• What this task involves: For the data below, give the number of lines in which "subtitle" occurs. Include nothing besides that number.

....................

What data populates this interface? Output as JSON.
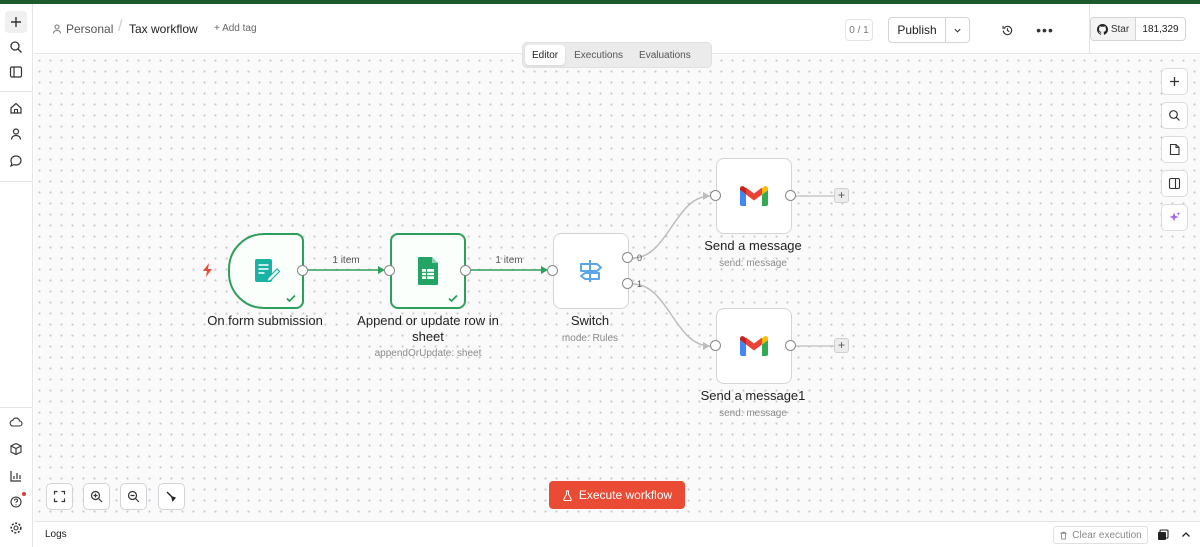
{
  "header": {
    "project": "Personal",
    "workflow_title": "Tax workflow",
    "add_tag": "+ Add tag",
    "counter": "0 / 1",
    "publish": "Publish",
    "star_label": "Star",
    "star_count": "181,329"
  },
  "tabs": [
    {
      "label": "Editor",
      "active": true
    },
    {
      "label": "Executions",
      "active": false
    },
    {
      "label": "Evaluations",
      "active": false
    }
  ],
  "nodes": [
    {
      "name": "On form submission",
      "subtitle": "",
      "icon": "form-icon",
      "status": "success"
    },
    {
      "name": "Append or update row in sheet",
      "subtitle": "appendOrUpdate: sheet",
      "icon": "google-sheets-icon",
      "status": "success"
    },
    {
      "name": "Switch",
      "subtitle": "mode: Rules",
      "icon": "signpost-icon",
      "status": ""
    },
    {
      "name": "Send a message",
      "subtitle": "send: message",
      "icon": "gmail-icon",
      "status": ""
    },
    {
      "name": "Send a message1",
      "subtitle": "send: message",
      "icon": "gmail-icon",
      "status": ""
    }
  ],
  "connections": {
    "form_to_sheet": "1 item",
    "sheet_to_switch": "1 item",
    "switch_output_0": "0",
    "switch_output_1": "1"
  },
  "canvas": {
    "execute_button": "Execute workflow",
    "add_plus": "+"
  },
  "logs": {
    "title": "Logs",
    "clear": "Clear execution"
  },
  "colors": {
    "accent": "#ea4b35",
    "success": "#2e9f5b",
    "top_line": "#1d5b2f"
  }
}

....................

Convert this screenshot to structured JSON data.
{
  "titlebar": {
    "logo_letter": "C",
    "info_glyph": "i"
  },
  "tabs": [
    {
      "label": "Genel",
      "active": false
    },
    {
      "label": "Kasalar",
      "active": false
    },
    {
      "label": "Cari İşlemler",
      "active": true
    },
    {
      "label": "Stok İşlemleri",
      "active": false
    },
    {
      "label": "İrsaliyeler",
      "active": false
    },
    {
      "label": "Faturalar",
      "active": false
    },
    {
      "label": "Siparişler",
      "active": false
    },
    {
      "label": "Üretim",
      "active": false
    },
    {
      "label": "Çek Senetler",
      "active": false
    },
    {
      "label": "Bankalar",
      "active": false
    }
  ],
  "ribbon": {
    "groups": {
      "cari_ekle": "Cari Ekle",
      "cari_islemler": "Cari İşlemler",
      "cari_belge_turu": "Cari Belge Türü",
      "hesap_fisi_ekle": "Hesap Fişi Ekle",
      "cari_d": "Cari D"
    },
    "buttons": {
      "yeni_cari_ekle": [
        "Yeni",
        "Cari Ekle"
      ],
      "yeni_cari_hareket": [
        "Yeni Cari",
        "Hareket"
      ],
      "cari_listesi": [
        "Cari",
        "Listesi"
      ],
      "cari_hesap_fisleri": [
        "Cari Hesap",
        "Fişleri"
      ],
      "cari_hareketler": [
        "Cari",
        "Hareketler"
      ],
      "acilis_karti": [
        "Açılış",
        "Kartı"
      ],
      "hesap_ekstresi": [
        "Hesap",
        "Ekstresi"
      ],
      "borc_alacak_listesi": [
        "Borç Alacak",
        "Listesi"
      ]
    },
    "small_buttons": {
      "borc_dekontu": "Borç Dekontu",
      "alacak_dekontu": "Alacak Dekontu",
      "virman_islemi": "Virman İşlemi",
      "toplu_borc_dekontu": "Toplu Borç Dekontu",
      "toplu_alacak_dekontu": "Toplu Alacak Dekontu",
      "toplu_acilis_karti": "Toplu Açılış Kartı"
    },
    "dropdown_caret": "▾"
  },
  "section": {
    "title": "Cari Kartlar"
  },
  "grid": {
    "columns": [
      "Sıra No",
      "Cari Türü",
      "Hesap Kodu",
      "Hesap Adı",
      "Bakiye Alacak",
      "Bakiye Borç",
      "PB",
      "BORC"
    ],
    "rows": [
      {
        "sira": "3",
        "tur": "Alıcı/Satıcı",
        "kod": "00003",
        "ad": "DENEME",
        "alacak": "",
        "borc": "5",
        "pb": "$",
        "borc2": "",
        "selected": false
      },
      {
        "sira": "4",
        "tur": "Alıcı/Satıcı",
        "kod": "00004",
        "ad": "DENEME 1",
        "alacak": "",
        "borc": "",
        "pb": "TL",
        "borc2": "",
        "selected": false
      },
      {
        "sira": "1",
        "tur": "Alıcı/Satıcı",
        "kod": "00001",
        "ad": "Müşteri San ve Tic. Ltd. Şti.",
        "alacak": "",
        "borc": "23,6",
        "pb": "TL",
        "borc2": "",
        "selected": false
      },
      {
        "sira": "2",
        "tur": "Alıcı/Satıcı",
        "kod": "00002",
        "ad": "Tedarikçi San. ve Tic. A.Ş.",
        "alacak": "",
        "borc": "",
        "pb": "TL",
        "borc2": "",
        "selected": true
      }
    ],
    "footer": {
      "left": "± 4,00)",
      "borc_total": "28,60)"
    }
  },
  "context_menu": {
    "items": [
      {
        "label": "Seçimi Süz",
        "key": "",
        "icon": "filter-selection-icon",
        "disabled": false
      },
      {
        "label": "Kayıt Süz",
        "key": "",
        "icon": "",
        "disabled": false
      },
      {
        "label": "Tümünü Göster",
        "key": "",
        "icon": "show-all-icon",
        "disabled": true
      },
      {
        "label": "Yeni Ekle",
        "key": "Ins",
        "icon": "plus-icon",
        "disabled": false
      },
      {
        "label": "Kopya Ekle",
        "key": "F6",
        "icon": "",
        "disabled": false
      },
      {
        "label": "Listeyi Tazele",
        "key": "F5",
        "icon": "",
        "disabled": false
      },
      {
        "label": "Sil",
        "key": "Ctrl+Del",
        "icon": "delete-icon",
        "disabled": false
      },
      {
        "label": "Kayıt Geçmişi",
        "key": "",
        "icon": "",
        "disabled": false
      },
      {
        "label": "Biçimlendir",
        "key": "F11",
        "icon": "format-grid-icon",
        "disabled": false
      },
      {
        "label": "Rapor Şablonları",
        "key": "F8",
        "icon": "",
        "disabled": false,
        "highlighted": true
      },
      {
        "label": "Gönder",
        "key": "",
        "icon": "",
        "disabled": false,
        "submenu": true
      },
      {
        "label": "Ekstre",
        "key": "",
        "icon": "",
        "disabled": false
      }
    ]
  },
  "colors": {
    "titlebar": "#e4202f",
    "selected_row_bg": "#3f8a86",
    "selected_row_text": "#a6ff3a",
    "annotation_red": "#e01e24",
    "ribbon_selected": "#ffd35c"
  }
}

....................

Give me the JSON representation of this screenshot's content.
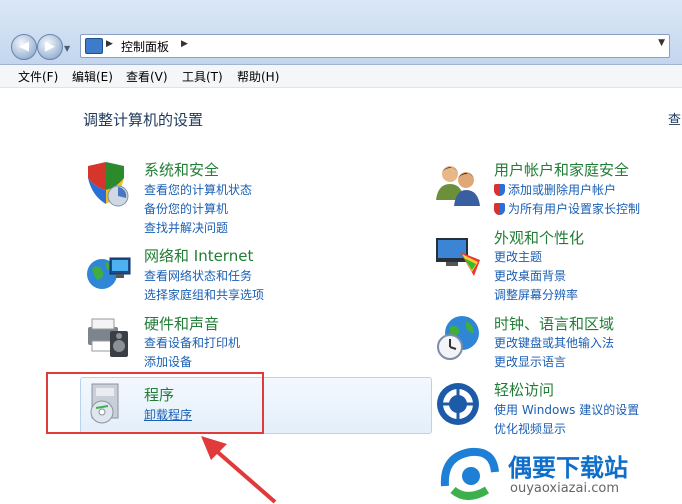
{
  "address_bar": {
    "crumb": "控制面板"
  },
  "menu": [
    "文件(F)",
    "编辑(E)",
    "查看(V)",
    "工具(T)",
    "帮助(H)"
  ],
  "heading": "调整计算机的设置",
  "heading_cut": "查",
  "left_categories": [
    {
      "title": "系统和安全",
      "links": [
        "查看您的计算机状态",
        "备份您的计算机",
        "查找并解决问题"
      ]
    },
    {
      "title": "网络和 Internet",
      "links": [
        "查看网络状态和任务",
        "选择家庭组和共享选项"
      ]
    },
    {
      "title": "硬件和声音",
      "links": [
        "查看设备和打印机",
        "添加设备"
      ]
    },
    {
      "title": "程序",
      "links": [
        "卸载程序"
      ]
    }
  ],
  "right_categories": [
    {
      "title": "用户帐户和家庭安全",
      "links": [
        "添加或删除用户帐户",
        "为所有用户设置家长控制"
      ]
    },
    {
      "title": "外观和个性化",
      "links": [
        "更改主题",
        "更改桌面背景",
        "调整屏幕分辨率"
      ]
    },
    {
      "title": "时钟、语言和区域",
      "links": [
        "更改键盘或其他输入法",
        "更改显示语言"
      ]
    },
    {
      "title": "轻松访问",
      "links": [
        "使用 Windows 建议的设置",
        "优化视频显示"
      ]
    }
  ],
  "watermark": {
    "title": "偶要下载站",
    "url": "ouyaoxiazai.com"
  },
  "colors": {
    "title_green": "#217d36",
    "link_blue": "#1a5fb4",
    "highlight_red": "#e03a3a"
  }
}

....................

• Written answer: 5